This mutual obligation is the source of republican liberty which controls freedom/rights by the simple expedient of allowing the populace to place limits on human behavior so long as they apply universally. 

Posted by orrinj at 7:37 AM


An 18th-Century Revolution, With Current Examples (Pierre Lemieux, 2/03/21, Econ Lib)

One of the greatest discoveries of the 18th century did not come from physics or astronomy but from the nascent science of economics. It is the theory that if individuals independently and freely pursue their ordinary self-interest, the resulting social order will be efficient, that is, will allow virtually all these individuals--or at least their vast majority, given their starting points in life--to better satisfy their own preferences.

Posted by orrinj at 6:53 AM


New study: Social media's alleged anti-conservative bias is 'disinformation' (Mark Sullivan, 2/03/21, Fast Company)

Many Republicans routinely complain that the big social networks systematically suppress right-wing viewpoints, but they've produced little real evidence of it. A new study from New York University finds that there is no evidence of it, and in fact finds the opposite--that social media has spread right-wing viewpoints to wider audiences than ever before.

"[T]he claim of anti-conservative animus is itself a form of disinformation: a falsehood with no reliable evidence to support it," the report states. "No trustworthy large-scale studies have determined that conservative content is being removed for ideological reasons or that searches are being manipulated to favor liberal interests." [...]

Quite the contrary, actually. Barrett found evidence that the content-serving algorithms used by the leading social media platforms have amplified right-wing voices to reach audiences of unprecedented size. That may be a nice way of saying that the social networks have taken advantage of fringy, factually questionable right-wing content to entice users to share more content and spend more time on their sites.

"The social media companies have a mercenary outlook," Barrett says. "They want to increase user engagement, and they'll use whatever kind of content users are engaging with. If that's with a sensitive piece of political content, or if it's something cultural like kittens and puppies, it's all good."

If you've spent any time tracking the most viral news-link posts on Facebook, as New York Times columnist Kevin Roose has, you'll see that it's usually not kittens and puppies. It's highly partisan political posts from Fox News, Breitbart, and Ben Shapiro's The Daily Wire.
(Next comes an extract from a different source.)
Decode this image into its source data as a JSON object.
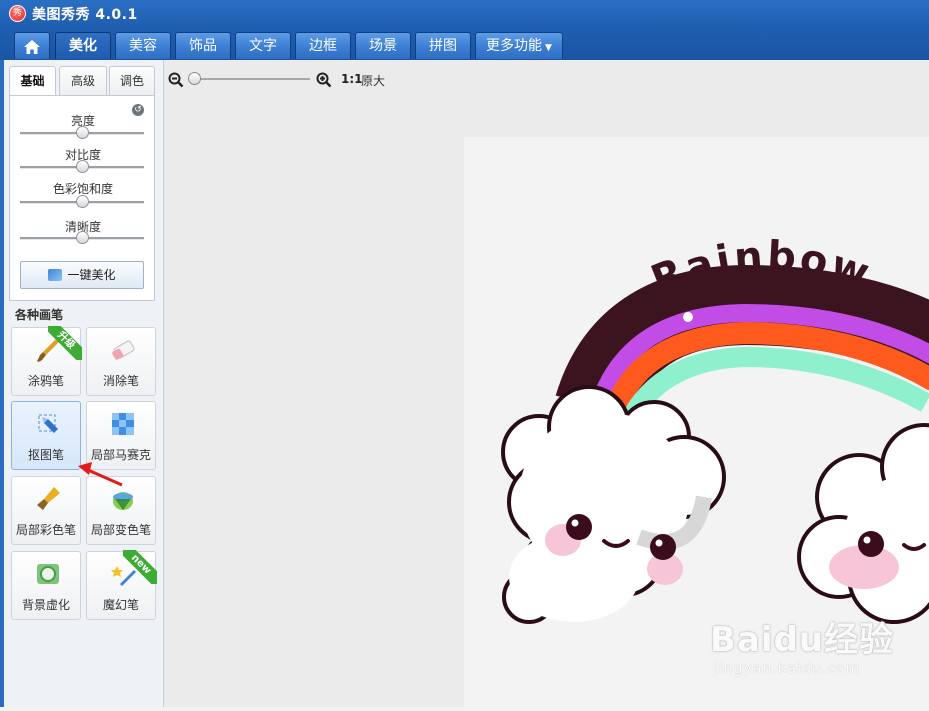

Right-wing politicians routinely use their social media persecution tale to lead up to calls for the removal of Section 230 of the Communications Decency Act, which provides legal protections for the tech companies that operate social networks. Section 230 shields tech platforms like Facebook and Twitter from being sued either for harmful user content posted at their sites, or for decisions they've made to remove harmful content. Actually, even Oregon Senator Ron Wyden, a Democrat, who cowrote Section 230 back in the 1990s, says that Facebook and others may have used the law's legal shield as a substitute for rigorous content moderation. But a full repeal of Section 230 would likely be more punitive than corrective.